Daniel Mandallaz

ETH Zurich


Sampling Theory in Forest Inventories

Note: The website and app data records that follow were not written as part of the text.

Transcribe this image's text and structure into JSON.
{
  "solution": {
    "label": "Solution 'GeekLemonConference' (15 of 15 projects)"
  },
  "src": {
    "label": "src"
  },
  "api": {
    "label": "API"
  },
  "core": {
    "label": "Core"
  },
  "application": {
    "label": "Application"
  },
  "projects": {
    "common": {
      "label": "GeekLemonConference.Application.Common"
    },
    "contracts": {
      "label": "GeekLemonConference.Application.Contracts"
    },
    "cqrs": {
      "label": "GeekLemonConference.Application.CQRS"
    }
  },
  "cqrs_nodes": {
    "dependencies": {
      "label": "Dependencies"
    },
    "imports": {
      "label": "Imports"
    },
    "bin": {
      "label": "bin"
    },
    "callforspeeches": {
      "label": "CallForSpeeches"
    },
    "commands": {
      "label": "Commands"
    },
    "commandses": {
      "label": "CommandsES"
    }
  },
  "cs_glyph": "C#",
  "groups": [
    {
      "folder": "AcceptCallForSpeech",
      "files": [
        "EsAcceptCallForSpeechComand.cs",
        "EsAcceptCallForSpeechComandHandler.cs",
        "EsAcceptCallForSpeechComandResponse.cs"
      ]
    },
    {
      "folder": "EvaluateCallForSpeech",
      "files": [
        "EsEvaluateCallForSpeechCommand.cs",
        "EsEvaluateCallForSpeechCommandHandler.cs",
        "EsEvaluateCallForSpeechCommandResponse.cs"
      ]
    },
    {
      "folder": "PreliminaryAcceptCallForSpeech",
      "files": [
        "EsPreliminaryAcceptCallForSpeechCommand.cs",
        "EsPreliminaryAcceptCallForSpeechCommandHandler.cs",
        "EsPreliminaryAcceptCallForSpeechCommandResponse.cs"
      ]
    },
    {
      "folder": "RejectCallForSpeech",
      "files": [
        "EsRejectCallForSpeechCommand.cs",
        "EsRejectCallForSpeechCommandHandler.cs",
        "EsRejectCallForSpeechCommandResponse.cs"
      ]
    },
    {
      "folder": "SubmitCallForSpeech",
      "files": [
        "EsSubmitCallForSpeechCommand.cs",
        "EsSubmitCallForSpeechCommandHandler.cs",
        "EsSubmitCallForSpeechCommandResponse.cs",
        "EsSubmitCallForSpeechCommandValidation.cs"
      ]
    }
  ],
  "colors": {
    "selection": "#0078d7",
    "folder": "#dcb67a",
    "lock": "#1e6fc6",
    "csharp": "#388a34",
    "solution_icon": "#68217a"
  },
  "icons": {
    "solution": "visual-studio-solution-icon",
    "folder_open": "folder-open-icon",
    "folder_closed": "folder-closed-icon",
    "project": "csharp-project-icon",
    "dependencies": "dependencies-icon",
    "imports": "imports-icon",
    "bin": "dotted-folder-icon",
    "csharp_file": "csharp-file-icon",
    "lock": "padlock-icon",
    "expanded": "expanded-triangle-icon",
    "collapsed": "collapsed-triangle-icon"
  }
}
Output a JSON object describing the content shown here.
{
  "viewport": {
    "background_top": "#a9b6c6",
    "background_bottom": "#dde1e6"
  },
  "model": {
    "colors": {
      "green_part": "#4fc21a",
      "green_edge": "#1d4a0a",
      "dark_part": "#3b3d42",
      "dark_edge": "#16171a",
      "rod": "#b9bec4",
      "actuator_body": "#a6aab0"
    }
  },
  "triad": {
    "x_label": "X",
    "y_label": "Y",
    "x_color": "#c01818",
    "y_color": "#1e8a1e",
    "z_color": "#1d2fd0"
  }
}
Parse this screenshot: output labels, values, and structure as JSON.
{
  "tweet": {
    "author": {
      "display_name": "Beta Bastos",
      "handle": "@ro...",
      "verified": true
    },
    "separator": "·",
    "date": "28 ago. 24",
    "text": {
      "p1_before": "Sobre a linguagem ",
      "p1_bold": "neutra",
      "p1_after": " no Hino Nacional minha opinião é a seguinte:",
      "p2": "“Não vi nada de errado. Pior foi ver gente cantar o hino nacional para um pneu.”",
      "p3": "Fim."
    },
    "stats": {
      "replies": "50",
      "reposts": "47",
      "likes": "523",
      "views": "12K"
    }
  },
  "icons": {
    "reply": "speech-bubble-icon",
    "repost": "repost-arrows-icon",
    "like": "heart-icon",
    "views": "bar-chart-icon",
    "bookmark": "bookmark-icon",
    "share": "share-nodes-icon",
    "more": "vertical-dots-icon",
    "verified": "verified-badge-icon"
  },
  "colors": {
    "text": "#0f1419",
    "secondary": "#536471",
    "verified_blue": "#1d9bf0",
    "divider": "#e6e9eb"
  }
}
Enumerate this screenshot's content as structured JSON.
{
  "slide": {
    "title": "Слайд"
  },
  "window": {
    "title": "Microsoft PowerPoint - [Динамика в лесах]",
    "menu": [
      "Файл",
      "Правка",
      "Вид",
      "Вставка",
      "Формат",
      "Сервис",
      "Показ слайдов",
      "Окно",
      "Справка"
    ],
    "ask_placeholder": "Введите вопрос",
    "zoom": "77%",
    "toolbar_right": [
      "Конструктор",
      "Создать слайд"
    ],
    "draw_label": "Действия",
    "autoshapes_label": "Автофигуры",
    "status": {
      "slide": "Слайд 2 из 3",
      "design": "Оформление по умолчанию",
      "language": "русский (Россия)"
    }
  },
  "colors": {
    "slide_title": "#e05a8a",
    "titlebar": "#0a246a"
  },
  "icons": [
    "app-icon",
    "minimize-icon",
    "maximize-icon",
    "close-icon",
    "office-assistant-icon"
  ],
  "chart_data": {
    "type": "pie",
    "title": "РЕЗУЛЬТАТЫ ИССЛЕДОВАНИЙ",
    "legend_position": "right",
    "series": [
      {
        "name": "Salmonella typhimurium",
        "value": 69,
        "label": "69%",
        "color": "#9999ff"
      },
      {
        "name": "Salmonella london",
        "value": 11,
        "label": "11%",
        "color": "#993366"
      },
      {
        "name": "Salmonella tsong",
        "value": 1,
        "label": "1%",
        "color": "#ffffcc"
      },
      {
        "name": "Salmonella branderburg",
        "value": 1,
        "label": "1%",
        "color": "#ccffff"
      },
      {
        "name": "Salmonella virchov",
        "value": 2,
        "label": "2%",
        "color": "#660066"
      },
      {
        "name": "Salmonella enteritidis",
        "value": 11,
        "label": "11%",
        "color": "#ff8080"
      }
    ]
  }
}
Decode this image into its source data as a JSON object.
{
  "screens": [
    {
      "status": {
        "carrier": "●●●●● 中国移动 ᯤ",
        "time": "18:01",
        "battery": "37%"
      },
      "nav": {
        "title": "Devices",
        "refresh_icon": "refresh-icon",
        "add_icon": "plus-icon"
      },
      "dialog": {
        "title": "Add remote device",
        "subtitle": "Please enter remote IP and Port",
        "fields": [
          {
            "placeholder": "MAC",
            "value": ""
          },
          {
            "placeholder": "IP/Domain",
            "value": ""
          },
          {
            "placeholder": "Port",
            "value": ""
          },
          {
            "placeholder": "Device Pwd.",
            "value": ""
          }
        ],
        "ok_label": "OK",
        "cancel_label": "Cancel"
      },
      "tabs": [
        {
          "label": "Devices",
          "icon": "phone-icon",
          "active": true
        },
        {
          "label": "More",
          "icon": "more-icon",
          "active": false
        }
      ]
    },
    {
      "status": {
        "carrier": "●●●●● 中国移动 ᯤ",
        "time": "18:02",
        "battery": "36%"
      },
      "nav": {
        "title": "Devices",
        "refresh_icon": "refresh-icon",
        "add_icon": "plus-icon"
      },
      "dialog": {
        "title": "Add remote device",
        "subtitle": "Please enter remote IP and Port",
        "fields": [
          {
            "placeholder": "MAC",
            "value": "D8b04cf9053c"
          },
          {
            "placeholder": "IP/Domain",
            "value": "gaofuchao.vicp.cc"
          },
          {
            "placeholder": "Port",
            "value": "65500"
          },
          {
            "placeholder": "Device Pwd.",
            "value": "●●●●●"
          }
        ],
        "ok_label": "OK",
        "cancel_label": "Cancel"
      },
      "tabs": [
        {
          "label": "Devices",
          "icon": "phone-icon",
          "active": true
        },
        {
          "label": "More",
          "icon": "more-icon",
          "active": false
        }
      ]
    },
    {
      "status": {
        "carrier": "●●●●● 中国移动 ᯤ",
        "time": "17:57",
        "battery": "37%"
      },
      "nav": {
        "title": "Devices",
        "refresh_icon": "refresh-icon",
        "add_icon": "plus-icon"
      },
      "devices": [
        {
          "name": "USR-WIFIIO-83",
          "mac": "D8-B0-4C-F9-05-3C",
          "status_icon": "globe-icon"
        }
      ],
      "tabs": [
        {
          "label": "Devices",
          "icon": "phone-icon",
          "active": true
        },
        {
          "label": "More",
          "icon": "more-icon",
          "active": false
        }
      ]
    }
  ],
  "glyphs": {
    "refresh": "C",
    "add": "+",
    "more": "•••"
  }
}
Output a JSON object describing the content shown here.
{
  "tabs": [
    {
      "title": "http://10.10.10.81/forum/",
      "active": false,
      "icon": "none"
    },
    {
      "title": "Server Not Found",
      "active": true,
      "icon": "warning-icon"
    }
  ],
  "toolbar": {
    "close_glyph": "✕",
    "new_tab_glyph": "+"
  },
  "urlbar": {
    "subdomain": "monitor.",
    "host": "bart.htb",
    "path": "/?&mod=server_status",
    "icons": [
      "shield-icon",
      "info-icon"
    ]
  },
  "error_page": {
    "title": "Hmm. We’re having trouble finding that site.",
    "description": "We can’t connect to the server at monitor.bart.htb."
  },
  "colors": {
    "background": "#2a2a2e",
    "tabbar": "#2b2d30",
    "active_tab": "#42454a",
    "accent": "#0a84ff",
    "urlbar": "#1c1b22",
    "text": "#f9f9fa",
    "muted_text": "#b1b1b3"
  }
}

This presentation gives an overview of sampling techniques used in forest inventories. The starting point is the reformulation of the Horwitz-Thompson estimator as a local density: estimating the discrete sum over a nite population of trees is transformed into the estimation of the integral of a function (in nite population model or Monte Carlo approach). The highlight of this introductory part is the famous angle count method of Bitterlich, the only exact PPS sampling scheme directly implementable in practice. The basic concepts are then generalized to two-stage Poisson sampling, cluster sampling and two-phase sampling, where the use of remote sensing data plays a key role. A brief comparison with the model dependent Kriging techniques is also given. The optimization of sampling schemes by considering the anticipated variance under local Poisson models for the spatial distribution of the trees is sketched. An inventory at the enterprize level, simulations and data from the Swiss National Inventory illustrate the theoretical developments.